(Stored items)
────
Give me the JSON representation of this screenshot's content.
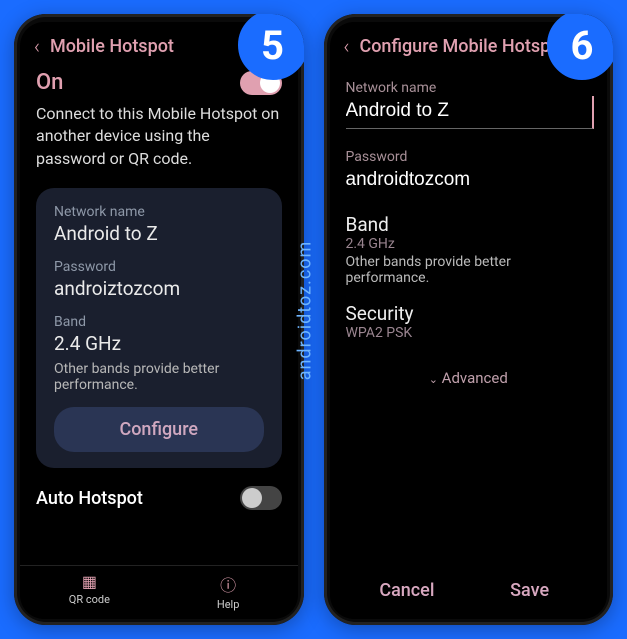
{
  "watermark": "androidtoz.com",
  "badges": {
    "left": "5",
    "right": "6"
  },
  "left": {
    "title": "Mobile Hotspot",
    "on": "On",
    "desc": "Connect to this Mobile Hotspot on another device using the password or QR code.",
    "network_label": "Network name",
    "network_value": "Android to Z",
    "password_label": "Password",
    "password_value": "androiztozcom",
    "band_label": "Band",
    "band_value": "2.4 GHz",
    "band_sub": "Other bands provide better performance.",
    "configure": "Configure",
    "auto": "Auto Hotspot",
    "nav_qr": "QR code",
    "nav_help": "Help"
  },
  "right": {
    "title": "Configure Mobile Hotspot",
    "network_label": "Network name",
    "network_value": "Android to Z",
    "password_label": "Password",
    "password_value": "androidtozcom",
    "band_title": "Band",
    "band_value": "2.4 GHz",
    "band_sub": "Other bands provide better performance.",
    "security_title": "Security",
    "security_value": "WPA2 PSK",
    "advanced": "Advanced",
    "cancel": "Cancel",
    "save": "Save"
  }
}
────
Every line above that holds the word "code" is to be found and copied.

    "desc": "Connect to this Mobile Hotspot on another device using the password or QR code.",
    "nav_qr": "QR code",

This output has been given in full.